Records excerpted from a collection:
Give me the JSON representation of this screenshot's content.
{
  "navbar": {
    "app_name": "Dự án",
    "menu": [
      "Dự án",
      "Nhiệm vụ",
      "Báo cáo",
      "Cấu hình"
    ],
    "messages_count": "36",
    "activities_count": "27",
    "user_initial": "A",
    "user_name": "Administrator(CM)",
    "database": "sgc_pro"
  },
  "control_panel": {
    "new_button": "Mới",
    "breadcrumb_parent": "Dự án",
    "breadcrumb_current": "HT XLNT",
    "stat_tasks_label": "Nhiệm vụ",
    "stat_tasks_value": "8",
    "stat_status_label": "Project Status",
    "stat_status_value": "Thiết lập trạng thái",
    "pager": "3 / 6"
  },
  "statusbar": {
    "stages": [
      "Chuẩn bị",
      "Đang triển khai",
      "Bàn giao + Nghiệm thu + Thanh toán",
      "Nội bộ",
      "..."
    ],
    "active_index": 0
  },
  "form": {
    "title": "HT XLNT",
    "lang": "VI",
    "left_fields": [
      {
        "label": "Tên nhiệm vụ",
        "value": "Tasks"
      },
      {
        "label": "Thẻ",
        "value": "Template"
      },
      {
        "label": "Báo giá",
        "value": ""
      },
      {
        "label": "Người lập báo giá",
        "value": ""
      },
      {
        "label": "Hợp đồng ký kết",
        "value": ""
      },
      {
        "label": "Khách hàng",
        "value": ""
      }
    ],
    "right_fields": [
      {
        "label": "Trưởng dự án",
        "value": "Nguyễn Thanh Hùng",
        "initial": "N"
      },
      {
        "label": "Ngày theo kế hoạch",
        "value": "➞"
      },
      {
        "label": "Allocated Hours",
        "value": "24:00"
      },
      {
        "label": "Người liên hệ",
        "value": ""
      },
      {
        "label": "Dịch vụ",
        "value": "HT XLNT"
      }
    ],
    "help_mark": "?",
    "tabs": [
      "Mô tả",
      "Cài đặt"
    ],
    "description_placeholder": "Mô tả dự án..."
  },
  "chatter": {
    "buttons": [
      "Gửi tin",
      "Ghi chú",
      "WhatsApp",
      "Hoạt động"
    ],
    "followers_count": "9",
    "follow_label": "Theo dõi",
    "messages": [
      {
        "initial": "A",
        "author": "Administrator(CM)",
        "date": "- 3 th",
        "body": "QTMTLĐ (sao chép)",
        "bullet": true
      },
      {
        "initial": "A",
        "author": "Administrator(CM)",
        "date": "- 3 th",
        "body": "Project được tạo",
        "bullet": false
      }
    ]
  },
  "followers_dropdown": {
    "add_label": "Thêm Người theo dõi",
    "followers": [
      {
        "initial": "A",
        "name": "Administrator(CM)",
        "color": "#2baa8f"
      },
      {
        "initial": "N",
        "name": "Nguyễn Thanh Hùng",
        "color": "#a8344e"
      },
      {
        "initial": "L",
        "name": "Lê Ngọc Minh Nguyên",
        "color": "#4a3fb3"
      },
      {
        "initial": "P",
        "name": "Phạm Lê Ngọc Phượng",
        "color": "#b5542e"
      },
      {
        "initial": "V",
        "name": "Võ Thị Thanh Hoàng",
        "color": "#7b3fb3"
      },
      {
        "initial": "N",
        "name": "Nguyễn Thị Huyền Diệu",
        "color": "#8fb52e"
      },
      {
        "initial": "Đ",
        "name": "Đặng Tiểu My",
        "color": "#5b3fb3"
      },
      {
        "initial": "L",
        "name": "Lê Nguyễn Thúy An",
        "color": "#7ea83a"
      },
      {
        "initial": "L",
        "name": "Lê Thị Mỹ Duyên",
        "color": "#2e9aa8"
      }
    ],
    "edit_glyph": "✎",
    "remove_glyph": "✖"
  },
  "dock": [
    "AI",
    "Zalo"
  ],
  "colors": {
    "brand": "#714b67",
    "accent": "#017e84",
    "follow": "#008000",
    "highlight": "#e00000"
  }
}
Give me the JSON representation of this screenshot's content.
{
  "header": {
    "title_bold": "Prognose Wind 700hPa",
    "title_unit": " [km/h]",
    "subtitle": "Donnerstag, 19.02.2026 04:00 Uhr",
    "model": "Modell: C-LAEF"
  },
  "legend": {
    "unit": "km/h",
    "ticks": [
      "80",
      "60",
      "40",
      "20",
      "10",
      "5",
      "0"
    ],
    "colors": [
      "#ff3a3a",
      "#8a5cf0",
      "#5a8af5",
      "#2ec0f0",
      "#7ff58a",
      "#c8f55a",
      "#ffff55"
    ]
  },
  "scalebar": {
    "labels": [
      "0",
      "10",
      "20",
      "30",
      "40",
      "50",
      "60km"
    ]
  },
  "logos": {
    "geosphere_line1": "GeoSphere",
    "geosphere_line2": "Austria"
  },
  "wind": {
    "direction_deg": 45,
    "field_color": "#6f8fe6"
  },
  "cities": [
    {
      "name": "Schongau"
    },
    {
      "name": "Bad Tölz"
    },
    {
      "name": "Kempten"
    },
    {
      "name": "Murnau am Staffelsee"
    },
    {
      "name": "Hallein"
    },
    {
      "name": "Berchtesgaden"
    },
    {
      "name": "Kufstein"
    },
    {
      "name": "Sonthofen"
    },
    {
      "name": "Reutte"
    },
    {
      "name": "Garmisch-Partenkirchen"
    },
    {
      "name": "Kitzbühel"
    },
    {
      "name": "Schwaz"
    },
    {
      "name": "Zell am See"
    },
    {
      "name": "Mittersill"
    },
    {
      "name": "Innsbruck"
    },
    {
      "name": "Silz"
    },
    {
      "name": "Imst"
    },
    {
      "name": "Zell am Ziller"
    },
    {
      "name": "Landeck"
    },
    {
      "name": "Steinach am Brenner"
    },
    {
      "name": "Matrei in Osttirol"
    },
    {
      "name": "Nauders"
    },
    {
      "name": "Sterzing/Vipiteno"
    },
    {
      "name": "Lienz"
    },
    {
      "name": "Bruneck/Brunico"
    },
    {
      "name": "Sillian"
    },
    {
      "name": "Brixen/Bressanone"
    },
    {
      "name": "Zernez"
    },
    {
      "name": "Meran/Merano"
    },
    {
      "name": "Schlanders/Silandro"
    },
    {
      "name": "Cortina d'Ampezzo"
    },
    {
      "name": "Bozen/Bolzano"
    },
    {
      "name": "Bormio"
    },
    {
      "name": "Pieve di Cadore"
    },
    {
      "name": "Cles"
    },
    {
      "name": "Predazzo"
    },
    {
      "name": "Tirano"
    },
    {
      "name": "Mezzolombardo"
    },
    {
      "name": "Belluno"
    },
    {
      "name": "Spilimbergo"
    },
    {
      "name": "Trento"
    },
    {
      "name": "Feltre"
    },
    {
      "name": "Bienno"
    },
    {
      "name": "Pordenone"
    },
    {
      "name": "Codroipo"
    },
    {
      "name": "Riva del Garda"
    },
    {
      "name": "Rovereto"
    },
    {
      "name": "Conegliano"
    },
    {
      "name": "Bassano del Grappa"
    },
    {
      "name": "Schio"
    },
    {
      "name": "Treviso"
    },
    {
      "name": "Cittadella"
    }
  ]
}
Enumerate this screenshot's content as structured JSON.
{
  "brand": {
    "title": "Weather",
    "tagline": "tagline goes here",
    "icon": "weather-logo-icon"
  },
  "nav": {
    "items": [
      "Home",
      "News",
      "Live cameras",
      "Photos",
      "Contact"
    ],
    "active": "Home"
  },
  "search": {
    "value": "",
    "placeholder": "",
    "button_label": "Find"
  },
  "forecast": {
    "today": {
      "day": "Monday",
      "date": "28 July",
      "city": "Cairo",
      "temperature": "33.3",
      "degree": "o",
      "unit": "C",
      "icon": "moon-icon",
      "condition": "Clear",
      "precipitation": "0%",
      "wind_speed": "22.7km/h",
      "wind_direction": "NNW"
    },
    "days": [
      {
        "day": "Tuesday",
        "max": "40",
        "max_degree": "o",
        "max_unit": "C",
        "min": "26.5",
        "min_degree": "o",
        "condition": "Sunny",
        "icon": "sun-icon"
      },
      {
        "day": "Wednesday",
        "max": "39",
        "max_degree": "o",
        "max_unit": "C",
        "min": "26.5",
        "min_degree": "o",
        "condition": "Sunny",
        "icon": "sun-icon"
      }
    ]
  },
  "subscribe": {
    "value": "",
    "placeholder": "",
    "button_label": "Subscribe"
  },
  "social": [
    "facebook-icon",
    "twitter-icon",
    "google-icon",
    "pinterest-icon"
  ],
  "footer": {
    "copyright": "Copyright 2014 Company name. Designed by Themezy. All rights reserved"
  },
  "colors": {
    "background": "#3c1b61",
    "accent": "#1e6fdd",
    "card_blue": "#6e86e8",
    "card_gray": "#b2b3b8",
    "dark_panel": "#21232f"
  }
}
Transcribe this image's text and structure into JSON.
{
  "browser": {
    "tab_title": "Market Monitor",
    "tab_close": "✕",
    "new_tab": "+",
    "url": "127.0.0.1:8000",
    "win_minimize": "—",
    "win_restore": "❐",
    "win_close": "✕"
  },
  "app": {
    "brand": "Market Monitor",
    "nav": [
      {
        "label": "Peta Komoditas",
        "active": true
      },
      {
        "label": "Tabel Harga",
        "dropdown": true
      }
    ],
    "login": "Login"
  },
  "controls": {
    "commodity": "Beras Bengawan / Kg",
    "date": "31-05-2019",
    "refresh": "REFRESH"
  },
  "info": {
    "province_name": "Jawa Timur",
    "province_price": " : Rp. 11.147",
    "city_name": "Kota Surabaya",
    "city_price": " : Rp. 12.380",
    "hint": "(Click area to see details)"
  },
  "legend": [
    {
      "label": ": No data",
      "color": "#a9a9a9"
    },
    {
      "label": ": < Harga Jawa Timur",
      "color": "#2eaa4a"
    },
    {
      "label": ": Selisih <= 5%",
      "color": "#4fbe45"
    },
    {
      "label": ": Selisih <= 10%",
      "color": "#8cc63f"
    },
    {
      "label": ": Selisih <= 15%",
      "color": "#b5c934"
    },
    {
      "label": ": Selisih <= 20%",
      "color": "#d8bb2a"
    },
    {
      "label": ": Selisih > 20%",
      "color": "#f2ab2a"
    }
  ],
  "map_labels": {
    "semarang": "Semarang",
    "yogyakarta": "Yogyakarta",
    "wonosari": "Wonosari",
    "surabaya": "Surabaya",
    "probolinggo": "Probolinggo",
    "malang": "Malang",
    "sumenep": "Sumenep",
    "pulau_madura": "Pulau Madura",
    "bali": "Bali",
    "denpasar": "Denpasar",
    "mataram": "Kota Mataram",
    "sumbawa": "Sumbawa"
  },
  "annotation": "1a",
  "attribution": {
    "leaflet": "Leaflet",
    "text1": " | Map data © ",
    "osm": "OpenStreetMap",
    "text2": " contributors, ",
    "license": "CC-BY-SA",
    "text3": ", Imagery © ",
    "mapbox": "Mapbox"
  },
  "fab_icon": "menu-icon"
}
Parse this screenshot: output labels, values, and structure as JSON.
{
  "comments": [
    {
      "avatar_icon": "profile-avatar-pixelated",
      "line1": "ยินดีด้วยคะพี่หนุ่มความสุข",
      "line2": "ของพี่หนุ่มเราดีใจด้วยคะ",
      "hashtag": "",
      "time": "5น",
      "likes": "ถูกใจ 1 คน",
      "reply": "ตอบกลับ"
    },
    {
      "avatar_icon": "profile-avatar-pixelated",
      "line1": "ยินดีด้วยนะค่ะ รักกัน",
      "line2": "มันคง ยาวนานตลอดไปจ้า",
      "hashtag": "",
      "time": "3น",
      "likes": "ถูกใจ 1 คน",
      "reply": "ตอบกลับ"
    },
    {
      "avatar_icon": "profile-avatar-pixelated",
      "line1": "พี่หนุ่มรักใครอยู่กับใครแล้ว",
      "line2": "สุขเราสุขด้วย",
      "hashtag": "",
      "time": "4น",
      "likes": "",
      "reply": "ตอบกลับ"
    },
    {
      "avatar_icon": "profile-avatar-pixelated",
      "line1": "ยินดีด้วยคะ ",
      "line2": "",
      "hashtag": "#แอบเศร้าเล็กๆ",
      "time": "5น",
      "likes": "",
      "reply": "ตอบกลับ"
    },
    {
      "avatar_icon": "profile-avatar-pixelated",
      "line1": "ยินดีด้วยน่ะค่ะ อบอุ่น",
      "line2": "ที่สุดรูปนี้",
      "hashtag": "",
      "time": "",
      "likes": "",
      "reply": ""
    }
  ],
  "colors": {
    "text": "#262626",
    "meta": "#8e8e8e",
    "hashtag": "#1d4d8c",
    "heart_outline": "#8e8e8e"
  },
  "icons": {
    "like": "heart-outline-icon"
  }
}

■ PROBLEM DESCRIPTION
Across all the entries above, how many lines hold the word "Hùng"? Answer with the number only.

■ FINISHED EXERCISE
2